Reprinted from Crisis Magazine, an excellent biographical sketch of the Norwegian Catholic writer Sigrid Undset.
Most of us here in the United States have probably never heard of Sigrid Undset. I remember it was my grandfather who first introduced me to Kristin Lavransdatter, her brilliant trilogy of novels set in medieval Norway. My father's father was and is a very taciturn, stern man. He was the child of Norwegian immigrants and proud of his heritage. He told me once that my name in Norwegian would be "Kristin." Maybe he liked it because it reminded him of Kristin Lavransdatter. Like Sigrid Undset, he was a convert to Catholicism (something I didn't know until very recently.) His conversion from Lutheranism was probably precipitated by his marriage to my devout Irish Catholic grandmother, in an era when "mixed marriages" were not well looked upon. Whatever the circumstances, he soon became as devout a Catholic as she (somewhat to the dismay of his Lutheran relatives). He probably found much to relate to in the conversion story of Sigrid Undset.
As a child, I was a voracious reader. (I still am!) One summer while we were visiting my grandparents, Granddad suggested I read The Mistress of Husaby (more properly called The Wife as that is the title Undset gave it, translation notwithstanding). Unfortunately the translation was the older one by Charles Archer, and while I was reading well above my grade level at the age of 10, I wasn't quite precocious enough to manage a book chock-full of archaic language like "I trow." Not having read the first book, I also didn't quite understand why Kristin, the heroine of the novel, was constantly depressed and thought that her child would be born deformed. Needless to say I didn't make it all the way through the book.
However, in college something sparked the memory of the Kristin Lavransdatter stories. Maybe it was a blog article about Sigrid Undset, the Catholic author. I logged on to Amazon, ordered the trilogy (in a newer, more accessible translation), and was instantly hooked. Somehow I found I could relate well to my supposed namesake. At twenty I could understand the guilt that sin leaves behind it much better than I could as a child. Kristin is the apple of her father Lavrans' eye - yet she defies him to marry the man she loves - or thinks she loves.
Don't be deceived by the seemingly chick-lit plot I've described so far - this is not light reading. In contrast to today's more popular romances, sin has consequences in this story. Kristin's defiance of her parents, her society, and God has its price. She gets her heart's desire - yet she is somehow never happy with Erlend. He is not the perfect knight she believed him to be, but a weak, fallen man. Although he loves her in his own way, he constantly betrays and disappoints her. However, Undset shows us how Erlend's betrayals great and small shape her into an iron-willed woman and mother. And when Kristin is most in need, it is her former fiance' Simon who keeps faith with her in the most unexpected way.

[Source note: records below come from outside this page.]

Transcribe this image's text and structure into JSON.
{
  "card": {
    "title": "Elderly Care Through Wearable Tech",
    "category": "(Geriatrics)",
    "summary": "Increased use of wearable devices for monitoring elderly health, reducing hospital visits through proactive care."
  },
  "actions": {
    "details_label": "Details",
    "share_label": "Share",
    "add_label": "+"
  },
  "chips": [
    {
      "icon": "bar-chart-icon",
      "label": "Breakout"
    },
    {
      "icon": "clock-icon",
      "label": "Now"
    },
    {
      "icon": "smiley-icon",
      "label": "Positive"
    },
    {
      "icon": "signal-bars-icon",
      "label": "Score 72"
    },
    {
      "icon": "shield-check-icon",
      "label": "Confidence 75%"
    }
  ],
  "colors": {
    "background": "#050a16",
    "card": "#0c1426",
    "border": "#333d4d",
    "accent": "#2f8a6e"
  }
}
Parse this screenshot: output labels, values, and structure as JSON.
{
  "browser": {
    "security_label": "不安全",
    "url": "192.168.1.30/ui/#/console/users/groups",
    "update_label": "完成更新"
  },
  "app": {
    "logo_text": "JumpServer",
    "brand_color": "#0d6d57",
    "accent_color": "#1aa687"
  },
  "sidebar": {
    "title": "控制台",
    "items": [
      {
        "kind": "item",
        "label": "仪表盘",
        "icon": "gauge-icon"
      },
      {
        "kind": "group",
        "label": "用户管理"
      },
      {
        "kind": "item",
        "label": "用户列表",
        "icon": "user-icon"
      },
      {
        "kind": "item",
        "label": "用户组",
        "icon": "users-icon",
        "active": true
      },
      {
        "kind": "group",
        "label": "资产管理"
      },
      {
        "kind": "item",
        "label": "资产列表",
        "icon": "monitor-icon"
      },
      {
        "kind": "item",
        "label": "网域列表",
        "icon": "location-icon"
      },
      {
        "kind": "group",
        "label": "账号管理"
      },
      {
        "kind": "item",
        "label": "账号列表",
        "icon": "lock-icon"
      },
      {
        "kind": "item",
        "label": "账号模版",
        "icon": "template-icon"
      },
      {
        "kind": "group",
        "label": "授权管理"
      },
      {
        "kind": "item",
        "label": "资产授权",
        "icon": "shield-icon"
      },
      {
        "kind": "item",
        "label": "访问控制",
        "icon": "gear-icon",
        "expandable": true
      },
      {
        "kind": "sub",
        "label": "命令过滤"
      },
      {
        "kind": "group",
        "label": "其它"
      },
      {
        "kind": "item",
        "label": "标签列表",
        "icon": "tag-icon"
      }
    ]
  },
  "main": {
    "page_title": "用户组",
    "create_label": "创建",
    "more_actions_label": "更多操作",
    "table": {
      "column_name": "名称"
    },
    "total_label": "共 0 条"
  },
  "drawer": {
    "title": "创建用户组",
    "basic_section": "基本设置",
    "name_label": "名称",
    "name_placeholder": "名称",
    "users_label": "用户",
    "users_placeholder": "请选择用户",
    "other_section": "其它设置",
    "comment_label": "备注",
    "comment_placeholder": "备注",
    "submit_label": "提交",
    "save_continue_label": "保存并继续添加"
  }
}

Perhaps what I like best is that no character in this trilogy is a cardboard cutout. Simon, unassuming at first, soon reveals himself to be one of the most complex characters in the story. His life is inextricably and painfully bound up with Kristin's. The revelation of the secret burden of Kristin's mother Ragnfrid gives us insight into how regret and guilt have shaped her life - as they do her daughter's.
The end of The Cross, the last novel in the trilogy, is perhaps its most powerful moment. Kristin recognizes her utter weakness and fallibility - yet she comes to understand that she has served God in her life. She has been an unmindful, disobedient servant perhaps - but a servant nevertheless.
I have read Kristin Lavransdatter again and again, and every time I read it I find something new in it that I never noticed before. I have yet to read any other novel that has been so enriching to my spiritual life. It is both catholic and Catholic in its appeal. I highly recommend it to everyone.